[BRIEF]
Whenever a line in the entries includes the word "more", copy that line out.

[RECORDS FOR PROCESSING]
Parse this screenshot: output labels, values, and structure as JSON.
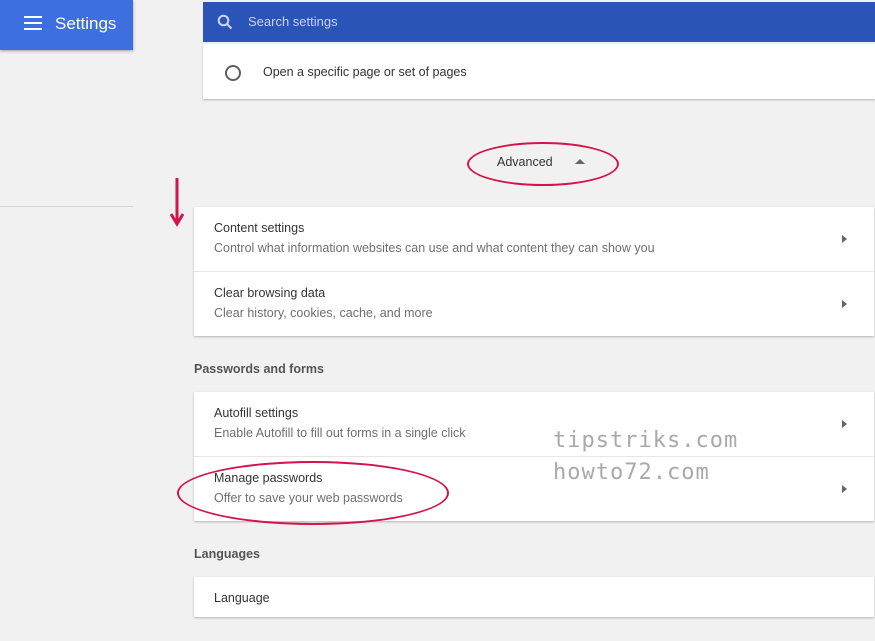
{
  "header": {
    "title": "Settings",
    "search_placeholder": "Search settings"
  },
  "on_startup": {
    "option_label": "Open a specific page or set of pages"
  },
  "advanced": {
    "label": "Advanced"
  },
  "privacy_rows": [
    {
      "title": "Content settings",
      "subtitle": "Control what information websites can use and what content they can show you"
    },
    {
      "title": "Clear browsing data",
      "subtitle": "Clear history, cookies, cache, and more"
    }
  ],
  "passwords_section": {
    "title": "Passwords and forms",
    "rows": [
      {
        "title": "Autofill settings",
        "subtitle": "Enable Autofill to fill out forms in a single click"
      },
      {
        "title": "Manage passwords",
        "subtitle": "Offer to save your web passwords"
      }
    ]
  },
  "languages_section": {
    "title": "Languages",
    "rows": [
      {
        "title": "Language"
      }
    ]
  },
  "watermark": {
    "line1": "tipstriks.com",
    "line2": "howto72.com"
  },
  "colors": {
    "header_blue": "#3d6fe0",
    "search_blue": "#2a54b7",
    "annotation_red": "#d4144a"
  }
}
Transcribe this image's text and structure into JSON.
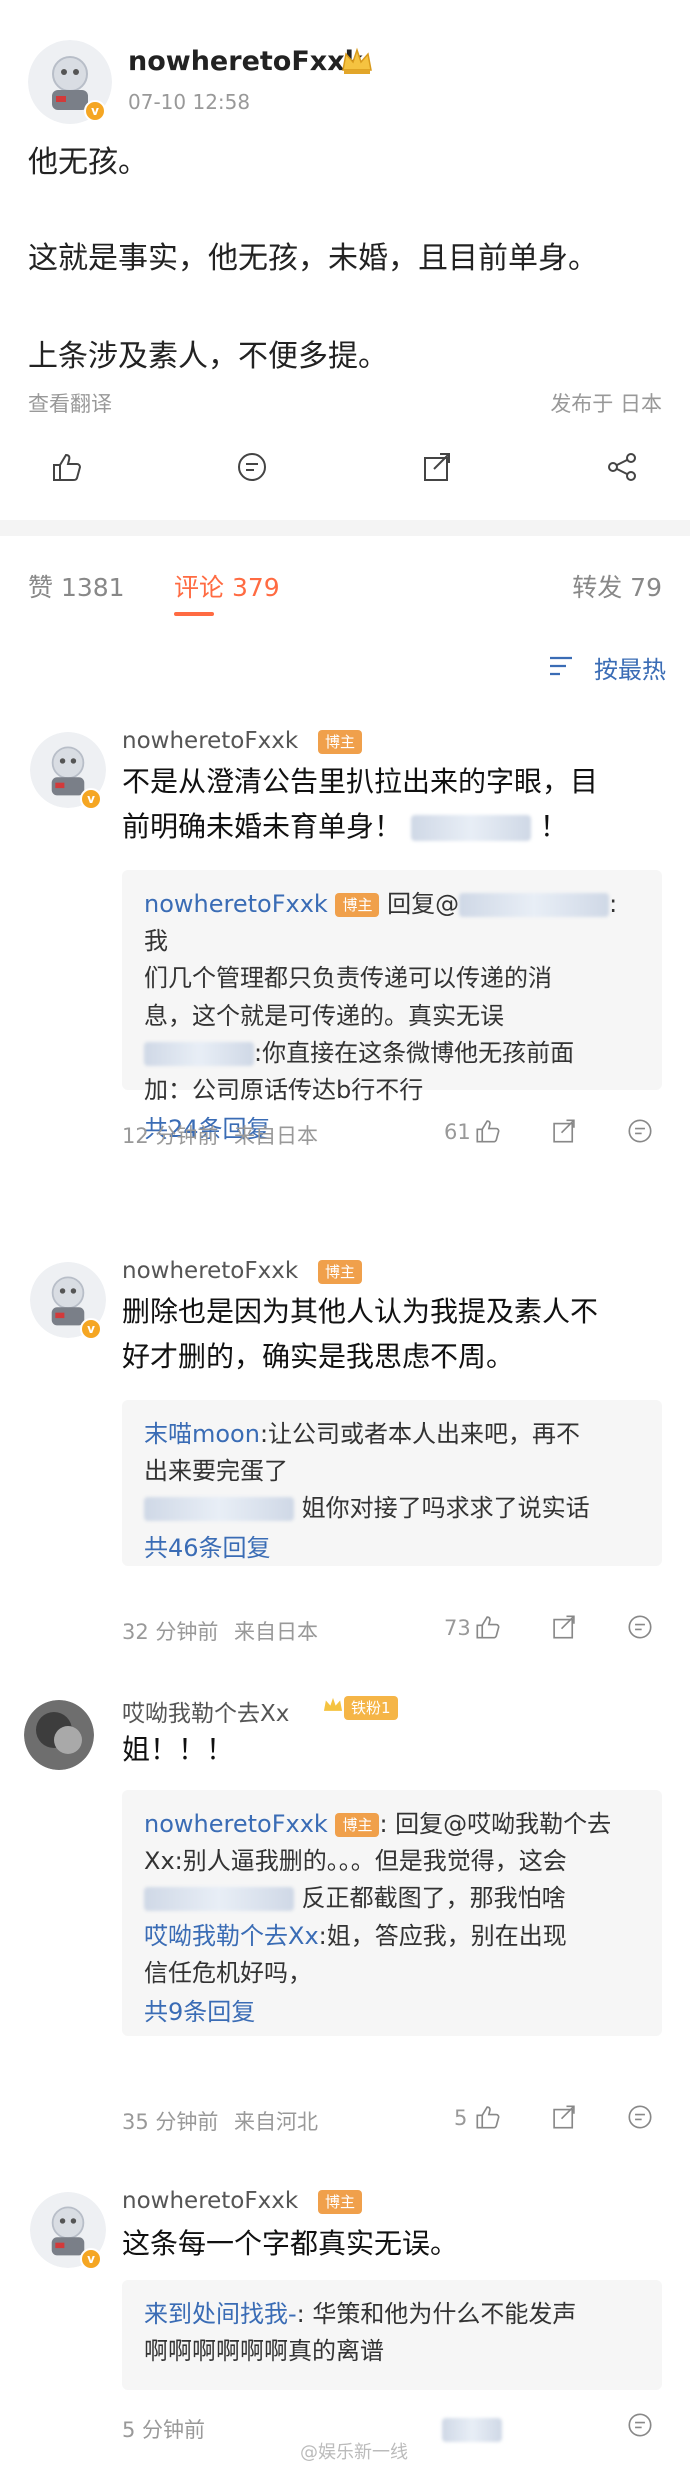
{
  "post": {
    "author": "nowheretoFxxk",
    "timestamp": "07-10 12:58",
    "lines": [
      "他无孩。",
      "这就是事实，他无孩，未婚，且目前单身。",
      "上条涉及素人，不便多提。"
    ],
    "translate": "查看翻译",
    "location": "发布于 日本"
  },
  "tabs": {
    "likes": "赞 1381",
    "comments": "评论 379",
    "reposts": "转发 79"
  },
  "sort_label": "按最热",
  "comments": [
    {
      "name": "nowheretoFxxk",
      "badge": "博主",
      "text1": "不是从澄清公告里扒拉出来的字眼，目",
      "text2": "前明确未婚未育单身！",
      "text2_end": "！",
      "reply_name": "nowheretoFxxk",
      "reply_badge": "博主",
      "reply_text_a": "回复@",
      "reply_text_b": ":我",
      "reply_line2": "们几个管理都只负责传递可以传递的消",
      "reply_line3": "息，这个就是可传递的。真实无误",
      "reply2_text": ":你直接在这条微博他无孩前面",
      "reply2_line2": "加：公司原话传达b行不行",
      "more": "共24条回复",
      "time": "12 分钟前",
      "source": "来自日本",
      "likes": "61"
    },
    {
      "name": "nowheretoFxxk",
      "badge": "博主",
      "text1": "删除也是因为其他人认为我提及素人不",
      "text2": "好才删的，确实是我思虑不周。",
      "reply_name": "末喵moon",
      "reply_text": ":让公司或者本人出来吧，再不",
      "reply_line2": "出来要完蛋了",
      "reply2_text": "姐你对接了吗求求了说实话",
      "more": "共46条回复",
      "time": "32 分钟前",
      "source": "来自日本",
      "likes": "73"
    },
    {
      "name": "哎呦我勒个去Xx",
      "badge": "铁粉1",
      "text1": "姐！！！",
      "reply_name": "nowheretoFxxk",
      "reply_badge": "博主",
      "reply_text": ": 回复@哎呦我勒个去",
      "reply_line2": "Xx:别人逼我删的。。。但是我觉得，这会",
      "reply_line3": "反正都截图了，那我怕啥",
      "reply2_name": "哎呦我勒个去Xx",
      "reply2_text": ":姐，答应我，别在出现",
      "reply2_line2": "信任危机好吗，",
      "more": "共9条回复",
      "time": "35 分钟前",
      "source": "来自河北",
      "likes": "5"
    },
    {
      "name": "nowheretoFxxk",
      "badge": "博主",
      "text1": "这条每一个字都真实无误。",
      "reply_name": "来到处间找我-",
      "reply_text": ": 华策和他为什么不能发声",
      "reply_line2": "啊啊啊啊啊啊真的离谱",
      "time": "5 分钟前"
    }
  ],
  "watermark": "@娱乐新一线"
}
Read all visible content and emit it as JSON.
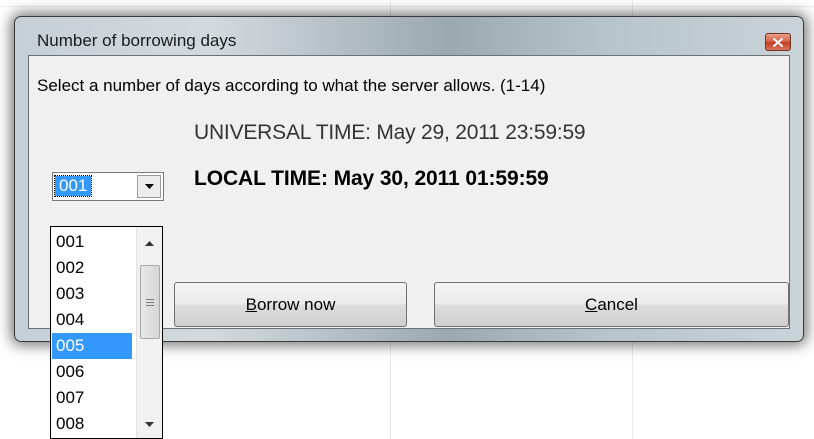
{
  "window": {
    "title": "Number of borrowing days"
  },
  "dialog": {
    "instruction": "Select a number of days according to what the server allows. (1-14)",
    "universal_time": "UNIVERSAL TIME: May 29, 2011 23:59:59",
    "local_time": "LOCAL TIME: May 30, 2011 01:59:59"
  },
  "days_combo": {
    "selected_value": "001",
    "options": [
      "001",
      "002",
      "003",
      "004",
      "005",
      "006",
      "007",
      "008"
    ],
    "highlighted_option": "005"
  },
  "buttons": {
    "borrow_accel": "B",
    "borrow_rest": "orrow now",
    "cancel_accel": "C",
    "cancel_rest": "ancel"
  },
  "icons": {
    "close": "close-icon",
    "combo_arrow": "chevron-down-icon",
    "scroll_up": "arrow-up-icon",
    "scroll_down": "arrow-down-icon",
    "scroll_grip": "grip-icon"
  },
  "colors": {
    "selection": "#3399ff",
    "close_button": "#c94a31",
    "client_background": "#f0f0f0"
  }
}
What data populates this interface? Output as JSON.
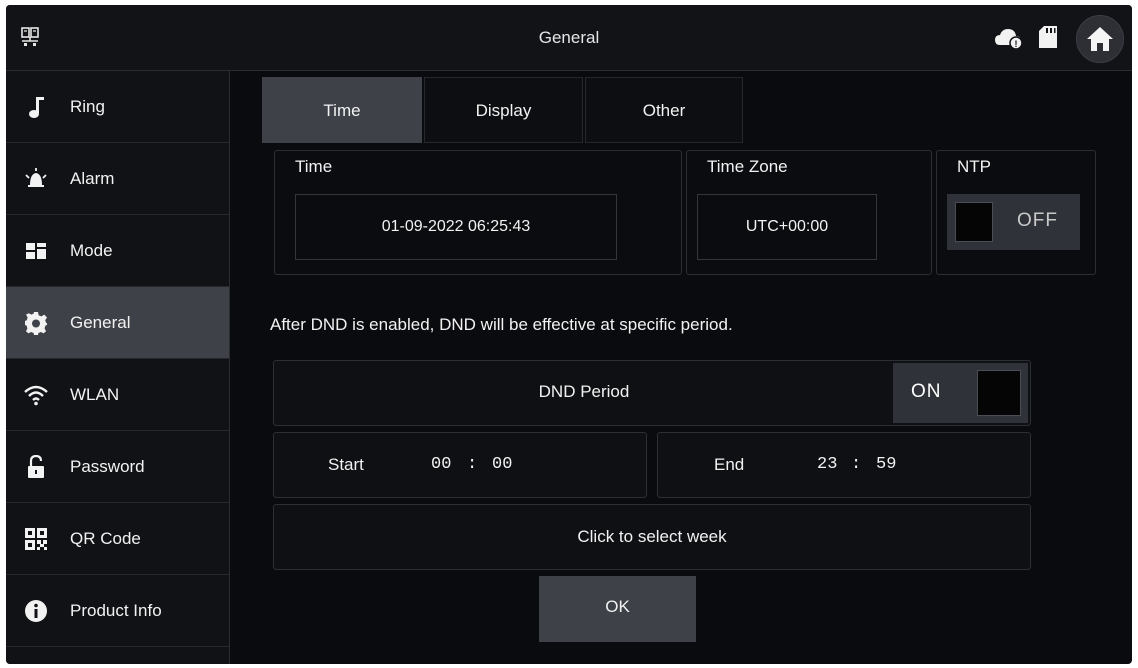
{
  "header": {
    "title": "General",
    "icons": [
      "device-icon",
      "cloud-icon",
      "sd-card-icon",
      "home-icon"
    ]
  },
  "sidebar": {
    "items": [
      {
        "label": "Ring",
        "icon": "music-note-icon"
      },
      {
        "label": "Alarm",
        "icon": "alarm-icon"
      },
      {
        "label": "Mode",
        "icon": "mode-icon"
      },
      {
        "label": "General",
        "icon": "gear-icon",
        "active": true
      },
      {
        "label": "WLAN",
        "icon": "wifi-icon"
      },
      {
        "label": "Password",
        "icon": "lock-icon"
      },
      {
        "label": "QR Code",
        "icon": "qr-code-icon"
      },
      {
        "label": "Product Info",
        "icon": "info-icon"
      }
    ]
  },
  "tabs": [
    {
      "label": "Time",
      "active": true
    },
    {
      "label": "Display"
    },
    {
      "label": "Other"
    }
  ],
  "time": {
    "label": "Time",
    "value": "01-09-2022 06:25:43"
  },
  "timezone": {
    "label": "Time Zone",
    "value": "UTC+00:00"
  },
  "ntp": {
    "label": "NTP",
    "state": "OFF"
  },
  "dnd": {
    "info": "After DND is enabled, DND will be effective at specific period.",
    "period_label": "DND Period",
    "period_state": "ON",
    "start_label": "Start",
    "start_hour": "00",
    "start_minute": "00",
    "end_label": "End",
    "end_hour": "23",
    "end_minute": "59",
    "separator": ":",
    "week_label": "Click to select week"
  },
  "ok_label": "OK",
  "colors": {
    "background": "#0a0b0e",
    "active": "#3e4148",
    "text": "#f2f2f2"
  }
}
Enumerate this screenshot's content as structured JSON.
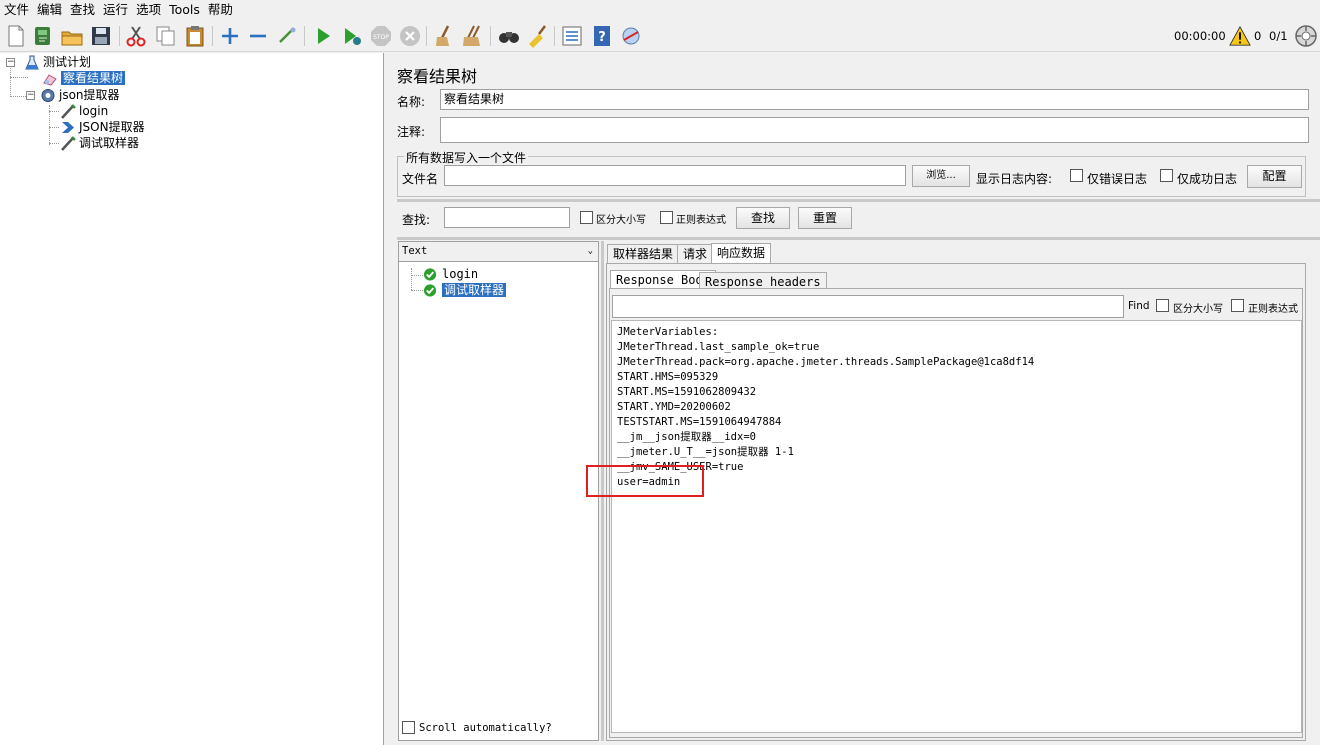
{
  "menu": [
    "文件",
    "编辑",
    "查找",
    "运行",
    "选项",
    "Tools",
    "帮助"
  ],
  "toolbar": {
    "icons": [
      "new-icon",
      "templates-icon",
      "open-icon",
      "save-icon",
      "cut-icon",
      "copy-icon",
      "paste-icon",
      "expand-icon",
      "collapse-icon",
      "toggle-icon",
      "start-icon",
      "start-no-pauses-icon",
      "stop-icon",
      "shutdown-icon",
      "clear-icon",
      "clear-all-icon",
      "search-icon",
      "reset-search-icon",
      "function-helper-icon",
      "help-icon",
      "remote-icon"
    ],
    "timer": "00:00:00",
    "warning_count": "0",
    "threads": "0/1"
  },
  "tree": {
    "nodes": [
      {
        "label": "测试计划"
      },
      {
        "label": "察看结果树"
      },
      {
        "label": "json提取器"
      },
      {
        "label": "login"
      },
      {
        "label": "JSON提取器"
      },
      {
        "label": "调试取样器"
      }
    ]
  },
  "panel": {
    "title": "察看结果树",
    "name_label": "名称:",
    "name_value": "察看结果树",
    "comment_label": "注释:",
    "comment_value": "",
    "file_group_title": "所有数据写入一个文件",
    "filename_label": "文件名",
    "filename_value": "",
    "browse_label": "浏览...",
    "log_content_label": "显示日志内容:",
    "errors_only_label": "仅错误日志",
    "success_only_label": "仅成功日志",
    "configure_label": "配置",
    "search_label": "查找:",
    "search_value": "",
    "case_sensitive_label": "区分大小写",
    "regex_label": "正则表达式",
    "search_button": "查找",
    "reset_button": "重置"
  },
  "results": {
    "renderer": "Text",
    "samples": [
      {
        "label": "login",
        "status": "success"
      },
      {
        "label": "调试取样器",
        "status": "success"
      }
    ],
    "scroll_auto_label": "Scroll automatically?",
    "tabs": [
      "取样器结果",
      "请求",
      "响应数据"
    ],
    "active_tab": "响应数据",
    "subtabs": [
      "Response Body",
      "Response headers"
    ],
    "active_subtab": "Response Body",
    "find_value": "",
    "find_label": "Find",
    "find_case_label": "区分大小写",
    "find_regex_label": "正则表达式",
    "body_lines": [
      "JMeterVariables:",
      "JMeterThread.last_sample_ok=true",
      "JMeterThread.pack=org.apache.jmeter.threads.SamplePackage@1ca8df14",
      "START.HMS=095329",
      "START.MS=1591062809432",
      "START.YMD=20200602",
      "TESTSTART.MS=1591064947884",
      "__jm__json提取器__idx=0",
      "__jmeter.U_T__=json提取器 1-1",
      "__jmv_SAME_USER=true",
      "user=admin"
    ],
    "highlight_color": "#e02020"
  }
}
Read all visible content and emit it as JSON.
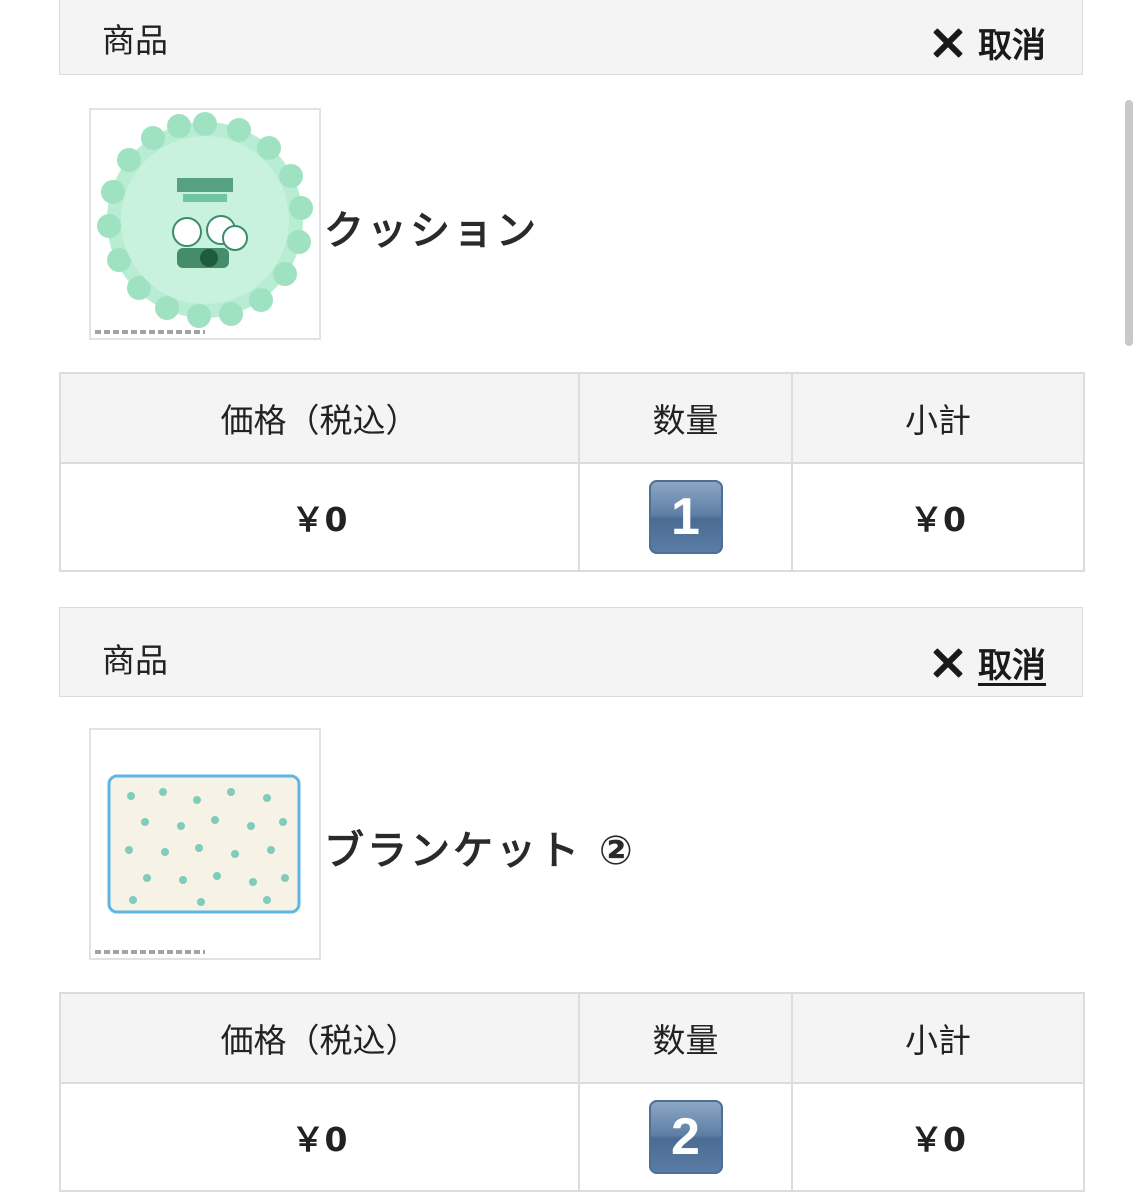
{
  "items": [
    {
      "header_label": "商品",
      "cancel_label": "取消",
      "product_name": "クッション",
      "image_icon": "cushion-image",
      "table": {
        "headers": [
          "価格（税込）",
          "数量",
          "小計"
        ],
        "price": "￥0",
        "quantity": "1",
        "subtotal": "￥0"
      }
    },
    {
      "header_label": "商品",
      "cancel_label": "取消",
      "product_name": "ブランケット ②",
      "image_icon": "blanket-image",
      "table": {
        "headers": [
          "価格（税込）",
          "数量",
          "小計"
        ],
        "price": "￥0",
        "quantity": "2",
        "subtotal": "￥0"
      }
    }
  ],
  "colors": {
    "header_bg": "#f4f4f4",
    "border": "#dcdcdc",
    "qty_badge": "#5d7ea4",
    "cushion_green": "#9fe6c4"
  }
}
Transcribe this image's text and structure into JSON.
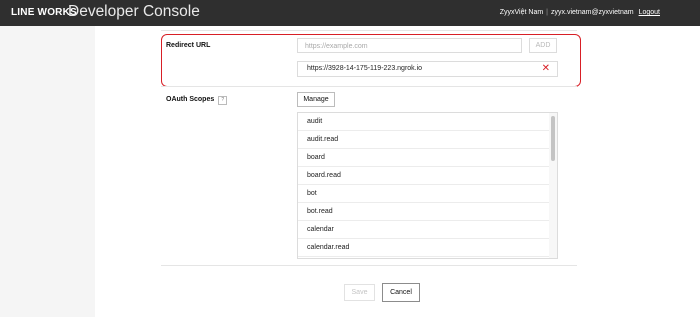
{
  "header": {
    "brand": "LINE WORKS",
    "title": "Developer Console",
    "user_name": "ZyyxViệt Nam",
    "user_email": "zyyx.vietnam@zyxvietnam",
    "logout_label": "Logout"
  },
  "redirect_url": {
    "label": "Redirect URL",
    "input_placeholder": "https://example.com",
    "add_label": "ADD",
    "items": [
      "https://3928-14-175-119-223.ngrok.io"
    ],
    "remove_icon": "close-icon"
  },
  "oauth_scopes": {
    "label": "OAuth Scopes",
    "help_label": "?",
    "manage_label": "Manage",
    "items": [
      "audit",
      "audit.read",
      "board",
      "board.read",
      "bot",
      "bot.read",
      "calendar",
      "calendar.read"
    ]
  },
  "actions": {
    "save_label": "Save",
    "cancel_label": "Cancel"
  },
  "colors": {
    "header_bg": "#2f2f2f",
    "highlight_border": "#d81f26",
    "remove_icon": "#d81f26"
  }
}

[RESPONSE AREA]
      "subtitle": "Clear history, cookies, cache, and more"
      "more": "共24条回复",
      "more": "共46条回复",
      "more": "共9条回复",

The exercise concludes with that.